NEW YORK The Super Bowl has become a super pain for the broadcast networks to sell.
Case in point: CBS this year. With just three weeks to go until kickoff, the network has sold slightly more than 70 percent of the in-game commercial units. And with a total of 58 spots, the network still has about 16 slots available.
With so much potential revenue and prestige at stake—CBS could take in as much as $140 million on the three-hour game alone, in addition to millions from the six hours of pre-game programming—the three weeks prior to kickoff can generate severe angst for sales teams facing fourth and goal.
One media agency executive described this current Super Bowl selling season: "CBS is definitely in hustle mode, trying to come up with any innovative way possible to move those in-game units."
As the cost of a 30-second spot rises each year, so does the pressure on advertisers to come up with innovative spots that will be talked about and acted upon by the 78 million viewers who tune in. The growing popularity of polls such as USA Today Ad Meter, which have consumers rate the in-game commercials the next day, has become a major factor in the decision-making process of advertisers as to whether or not they should create a spot and run it in the Super Bowl.
One network sales executive, who has sold past Super Bowls, said the next two weeks are crucial for CBS to get a bulk of the remaining units sold before Feb. 5. "It's OK to go into the week before the game with three or four units left, but it can be a real problem if you have more than that," the exec said.
The closer to game day, the more the ad community is in the driver's seat as far as trying to price down the spots because the network cannot sharply lower prices without running the risk of alienating clients who came in early and paid more.
While the remaining spots are mostly in fourth quarter and early birds most likely are in the first half when the attention level is usually higher, no advertiser, regardless of placement, is going to be happy seeing a straggler get in the game at a deep discount.
"There are always Super Bowl units still available at this point, but this year there seem to be more left than the norm," said one media exec, echoing the viewpoint of many contacted for this story.
But John Bogusz, CBS exec vp, sports sales and marketing, and Tony Taranto, senior vp of NFL sales at CBS, both insist the network is right where it was sellout level-wise when it televised the Super Bowls in '01 and '04.
"It is getting to be a harder sell, and we do wish more advertisers would embrace it for what it is and take advantage of the huge audience it draws," said Bogusz, acknowledging the harder slog to sellout.

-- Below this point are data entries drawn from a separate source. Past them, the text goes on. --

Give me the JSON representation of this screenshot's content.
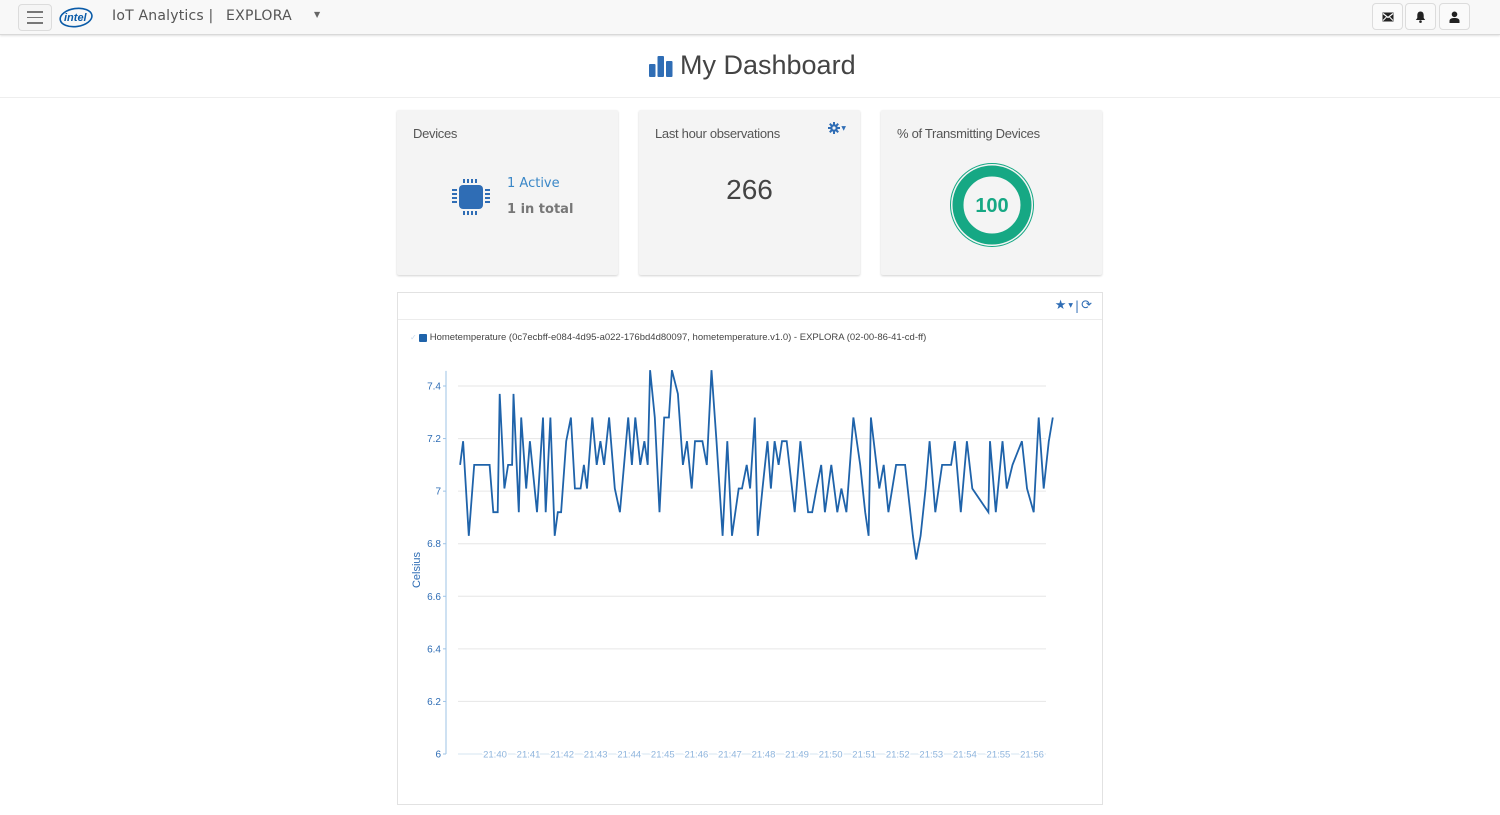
{
  "topbar": {
    "menu_icon": "hamburger-icon",
    "logo_text": "intel",
    "app_title": "IoT Analytics |",
    "account_name": "EXPLORA",
    "account_caret_icon": "caret-down-icon",
    "buttons": [
      {
        "name": "messages",
        "icon": "envelope-icon"
      },
      {
        "name": "notifications",
        "icon": "bell-icon"
      },
      {
        "name": "user",
        "icon": "user-icon"
      }
    ]
  },
  "header": {
    "title": "My Dashboard",
    "icon": "bar-chart-icon"
  },
  "cards": {
    "devices": {
      "title": "Devices",
      "icon": "chip-icon",
      "active": "1 Active",
      "total": "1 in total"
    },
    "observations": {
      "title": "Last hour observations",
      "value": "266",
      "settings_icon": "gear-icon"
    },
    "transmitting": {
      "title": "% of Transmitting Devices",
      "value": "100",
      "percent": 100
    }
  },
  "colors": {
    "accent": "#2f6db5",
    "line": "#1f63aa",
    "donut": "#16a884",
    "axis_text": "#2f6db5"
  },
  "chart_panel": {
    "tools": {
      "favorite_icon": "star-icon",
      "caret_icon": "caret-down-icon",
      "refresh_icon": "refresh-icon"
    },
    "legend_label": "Hometemperature (0c7ecbff-e084-4d95-a022-176bd4d80097, hometemperature.v1.0) - EXPLORA (02-00-86-41-cd-ff)"
  },
  "chart_data": {
    "type": "line",
    "title": "",
    "xlabel": "",
    "ylabel": "Celsius",
    "ylim": [
      6,
      7.45
    ],
    "yticks": [
      6,
      6.2,
      6.4,
      6.6,
      6.8,
      7,
      7.2,
      7.4
    ],
    "ytick_labels": [
      "6",
      "6.2",
      "6.4",
      "6.6",
      "6.8",
      "7",
      "7.2",
      "7.4"
    ],
    "xlim_minutes": [
      -1.05,
      16.4
    ],
    "xticks_minutes": [
      0,
      1,
      2,
      3,
      4,
      5,
      6,
      7,
      8,
      9,
      10,
      11,
      12,
      13,
      14,
      15,
      16
    ],
    "xtick_labels": [
      "21:40",
      "21:41",
      "21:42",
      "21:43",
      "21:44",
      "21:45",
      "21:46",
      "21:47",
      "21:48",
      "21:49",
      "21:50",
      "21:51",
      "21:52",
      "21:53",
      "21:54",
      "21:55",
      "21:56"
    ],
    "x_unit": "minutes after 21:40",
    "grid": true,
    "legend_position": "top-left",
    "series": [
      {
        "name": "Hometemperature",
        "points": [
          [
            -1.04,
            7.1
          ],
          [
            -0.95,
            7.19
          ],
          [
            -0.78,
            6.83
          ],
          [
            -0.62,
            7.1
          ],
          [
            -0.16,
            7.1
          ],
          [
            -0.05,
            6.92
          ],
          [
            0.08,
            6.92
          ],
          [
            0.14,
            7.37
          ],
          [
            0.28,
            7.01
          ],
          [
            0.39,
            7.1
          ],
          [
            0.51,
            7.1
          ],
          [
            0.55,
            7.37
          ],
          [
            0.71,
            6.92
          ],
          [
            0.78,
            7.28
          ],
          [
            0.93,
            7.01
          ],
          [
            1.04,
            7.19
          ],
          [
            1.25,
            6.92
          ],
          [
            1.43,
            7.28
          ],
          [
            1.51,
            6.92
          ],
          [
            1.65,
            7.28
          ],
          [
            1.78,
            6.83
          ],
          [
            1.87,
            6.92
          ],
          [
            1.97,
            6.92
          ],
          [
            2.12,
            7.19
          ],
          [
            2.26,
            7.28
          ],
          [
            2.38,
            7.01
          ],
          [
            2.55,
            7.01
          ],
          [
            2.65,
            7.1
          ],
          [
            2.74,
            7.01
          ],
          [
            2.9,
            7.28
          ],
          [
            3.03,
            7.1
          ],
          [
            3.14,
            7.19
          ],
          [
            3.25,
            7.1
          ],
          [
            3.4,
            7.28
          ],
          [
            3.57,
            7.01
          ],
          [
            3.72,
            6.92
          ],
          [
            3.97,
            7.28
          ],
          [
            4.08,
            7.1
          ],
          [
            4.18,
            7.28
          ],
          [
            4.33,
            7.1
          ],
          [
            4.45,
            7.19
          ],
          [
            4.55,
            7.1
          ],
          [
            4.62,
            7.46
          ],
          [
            4.76,
            7.28
          ],
          [
            4.9,
            6.92
          ],
          [
            5.04,
            7.28
          ],
          [
            5.18,
            7.28
          ],
          [
            5.27,
            7.46
          ],
          [
            5.45,
            7.37
          ],
          [
            5.6,
            7.1
          ],
          [
            5.72,
            7.19
          ],
          [
            5.86,
            7.01
          ],
          [
            5.96,
            7.19
          ],
          [
            6.18,
            7.19
          ],
          [
            6.31,
            7.1
          ],
          [
            6.45,
            7.46
          ],
          [
            6.6,
            7.19
          ],
          [
            6.78,
            6.83
          ],
          [
            6.92,
            7.19
          ],
          [
            7.06,
            6.83
          ],
          [
            7.26,
            7.01
          ],
          [
            7.36,
            7.01
          ],
          [
            7.5,
            7.1
          ],
          [
            7.6,
            7.01
          ],
          [
            7.74,
            7.28
          ],
          [
            7.83,
            6.83
          ],
          [
            7.97,
            7.01
          ],
          [
            8.12,
            7.19
          ],
          [
            8.22,
            7.01
          ],
          [
            8.33,
            7.19
          ],
          [
            8.45,
            7.1
          ],
          [
            8.55,
            7.19
          ],
          [
            8.69,
            7.19
          ],
          [
            8.93,
            6.92
          ],
          [
            9.1,
            7.19
          ],
          [
            9.33,
            6.92
          ],
          [
            9.45,
            6.92
          ],
          [
            9.58,
            7.01
          ],
          [
            9.72,
            7.1
          ],
          [
            9.83,
            6.92
          ],
          [
            10.02,
            7.1
          ],
          [
            10.2,
            6.92
          ],
          [
            10.32,
            7.01
          ],
          [
            10.47,
            6.92
          ],
          [
            10.68,
            7.28
          ],
          [
            10.88,
            7.1
          ],
          [
            11.03,
            6.92
          ],
          [
            11.13,
            6.83
          ],
          [
            11.2,
            7.28
          ],
          [
            11.45,
            7.01
          ],
          [
            11.58,
            7.1
          ],
          [
            11.72,
            6.92
          ],
          [
            11.95,
            7.1
          ],
          [
            12.1,
            7.1
          ],
          [
            12.22,
            7.1
          ],
          [
            12.45,
            6.83
          ],
          [
            12.55,
            6.74
          ],
          [
            12.68,
            6.83
          ],
          [
            12.83,
            7.01
          ],
          [
            12.95,
            7.19
          ],
          [
            13.12,
            6.92
          ],
          [
            13.32,
            7.1
          ],
          [
            13.59,
            7.1
          ],
          [
            13.7,
            7.19
          ],
          [
            13.88,
            6.92
          ],
          [
            14.06,
            7.19
          ],
          [
            14.22,
            7.01
          ],
          [
            14.7,
            6.92
          ],
          [
            14.75,
            7.19
          ],
          [
            14.92,
            6.92
          ],
          [
            15.12,
            7.19
          ],
          [
            15.25,
            7.01
          ],
          [
            15.42,
            7.1
          ],
          [
            15.7,
            7.19
          ],
          [
            15.85,
            7.01
          ],
          [
            16.05,
            6.92
          ],
          [
            16.2,
            7.28
          ],
          [
            16.35,
            7.01
          ],
          [
            16.5,
            7.19
          ],
          [
            16.62,
            7.28
          ]
        ]
      }
    ]
  }
}
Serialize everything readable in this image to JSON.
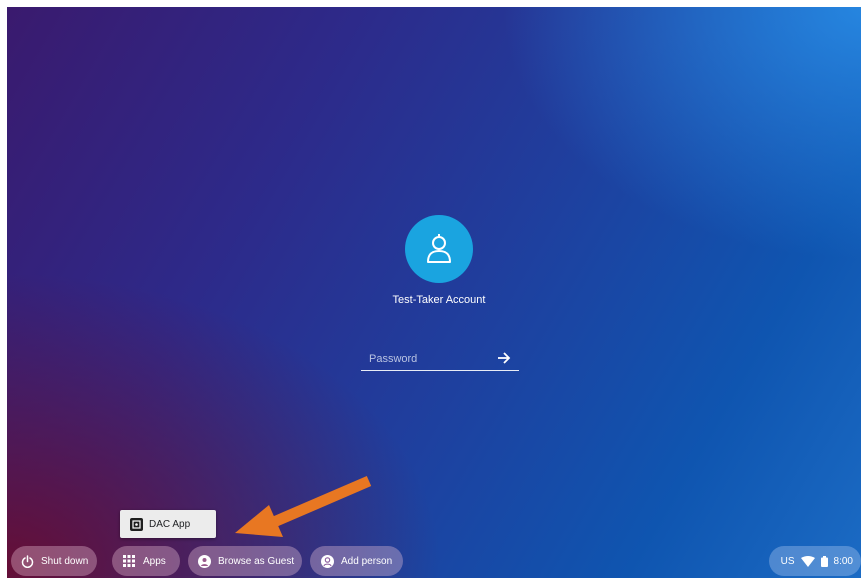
{
  "account": {
    "name": "Test-Taker Account",
    "password_placeholder": "Password",
    "password_value": ""
  },
  "shelf": {
    "shutdown_label": "Shut down",
    "apps_label": "Apps",
    "guest_label": "Browse as Guest",
    "add_person_label": "Add person"
  },
  "apps_menu": {
    "items": [
      {
        "label": "DAC App",
        "icon": "dac-app-icon"
      }
    ]
  },
  "status": {
    "keyboard_layout": "US",
    "time": "8:00",
    "icons": [
      "wifi-icon",
      "battery-icon"
    ]
  },
  "colors": {
    "avatar_bg": "#1aa4e0",
    "annotation_arrow": "#e87722",
    "popup_bg": "#ececec"
  }
}
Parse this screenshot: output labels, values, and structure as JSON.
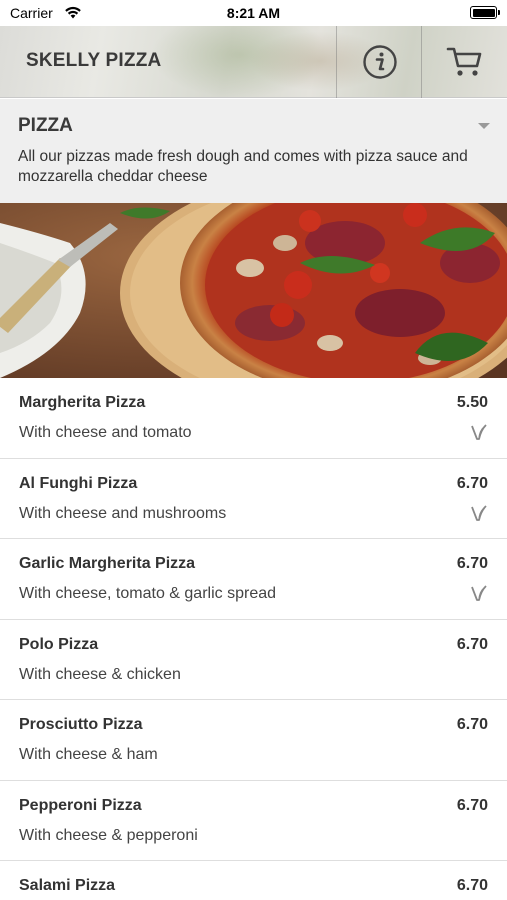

Added Taranto, "Advertisers should realize that in addition to the in-game units, those ads are going to be replayed all over the Internet in the days and weeks following the game. Awareness levels for those ads rise every year."
But that heightened awareness of the commercials—not the price tag per spot, which this year ranges anywhere from $2 million to $2.6 million depending on pod location and quantity bought—can be the problem, according to media agencies charged with buying Super Bowl spots for clients.
"The decision an advertiser faces is not a price dilemma," said Marc Goldstein, CEO at media agency MindShare. "The reason advertisers may not go in is because of creative issues. No one wants to run an old commercial in the Super Bowl, so you have to go out and spend money to produce a new one. And the advertiser wants to make sure that this commercial does well in all the recall and opinion polls the next day. Many advertisers feel if they do not have a new product to launch, it is not worth the risk."